Scan the entries below and extract each line with the word "from" in it.

*** Opening Data excerpts ***

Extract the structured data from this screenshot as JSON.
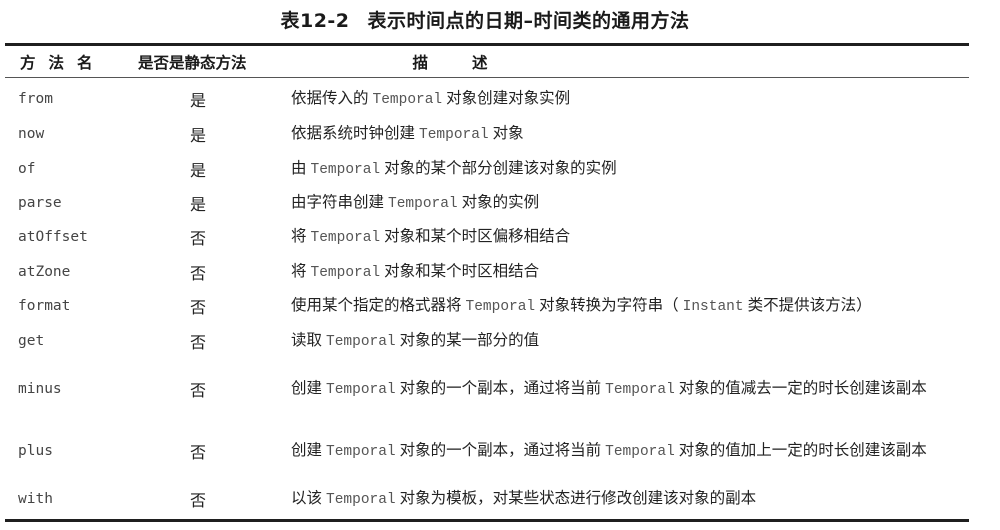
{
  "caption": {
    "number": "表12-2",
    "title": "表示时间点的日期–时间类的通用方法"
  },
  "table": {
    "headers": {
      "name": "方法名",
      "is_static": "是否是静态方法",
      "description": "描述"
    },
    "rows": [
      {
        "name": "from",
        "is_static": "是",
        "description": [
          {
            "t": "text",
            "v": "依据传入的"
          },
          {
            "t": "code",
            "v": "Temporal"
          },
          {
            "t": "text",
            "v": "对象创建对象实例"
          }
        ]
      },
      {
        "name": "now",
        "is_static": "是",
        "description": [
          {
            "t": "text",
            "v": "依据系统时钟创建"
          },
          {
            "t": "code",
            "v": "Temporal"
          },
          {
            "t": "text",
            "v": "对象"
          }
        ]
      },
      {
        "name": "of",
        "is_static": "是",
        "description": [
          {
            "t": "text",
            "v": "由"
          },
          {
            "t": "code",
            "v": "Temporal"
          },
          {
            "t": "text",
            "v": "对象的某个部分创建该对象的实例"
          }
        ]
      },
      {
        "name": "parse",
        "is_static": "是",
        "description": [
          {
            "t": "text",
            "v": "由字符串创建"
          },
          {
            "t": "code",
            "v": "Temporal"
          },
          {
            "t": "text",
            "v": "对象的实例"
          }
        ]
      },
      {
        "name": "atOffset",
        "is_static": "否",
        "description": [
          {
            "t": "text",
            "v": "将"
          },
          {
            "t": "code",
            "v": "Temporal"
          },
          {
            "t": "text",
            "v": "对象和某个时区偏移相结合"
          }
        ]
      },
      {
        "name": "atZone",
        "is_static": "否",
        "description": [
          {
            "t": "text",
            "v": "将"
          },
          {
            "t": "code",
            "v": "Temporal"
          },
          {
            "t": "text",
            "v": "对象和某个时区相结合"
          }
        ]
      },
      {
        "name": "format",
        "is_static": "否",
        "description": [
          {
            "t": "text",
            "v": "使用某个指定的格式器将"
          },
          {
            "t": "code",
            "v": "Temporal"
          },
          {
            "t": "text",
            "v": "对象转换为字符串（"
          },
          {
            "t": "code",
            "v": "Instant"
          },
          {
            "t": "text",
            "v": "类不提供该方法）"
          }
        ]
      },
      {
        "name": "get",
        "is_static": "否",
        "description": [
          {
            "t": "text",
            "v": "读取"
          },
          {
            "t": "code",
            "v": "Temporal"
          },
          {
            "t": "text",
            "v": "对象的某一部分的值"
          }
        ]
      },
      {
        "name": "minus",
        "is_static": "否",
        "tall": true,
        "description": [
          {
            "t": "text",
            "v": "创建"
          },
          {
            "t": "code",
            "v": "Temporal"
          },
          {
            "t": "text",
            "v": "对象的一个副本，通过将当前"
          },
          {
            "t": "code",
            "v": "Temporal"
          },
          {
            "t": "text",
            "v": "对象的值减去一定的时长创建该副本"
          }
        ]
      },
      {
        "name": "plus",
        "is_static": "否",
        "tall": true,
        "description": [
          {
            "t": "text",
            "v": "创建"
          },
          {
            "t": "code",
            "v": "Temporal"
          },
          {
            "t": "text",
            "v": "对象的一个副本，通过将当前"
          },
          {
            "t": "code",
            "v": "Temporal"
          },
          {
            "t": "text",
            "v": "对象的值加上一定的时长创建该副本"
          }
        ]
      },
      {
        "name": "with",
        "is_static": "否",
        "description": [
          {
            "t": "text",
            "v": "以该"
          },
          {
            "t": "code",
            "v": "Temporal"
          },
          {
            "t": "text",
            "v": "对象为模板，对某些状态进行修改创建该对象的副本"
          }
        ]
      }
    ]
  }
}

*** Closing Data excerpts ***

» Task solution:
Extract the structured data from this screenshot as JSON.
        "name": "from",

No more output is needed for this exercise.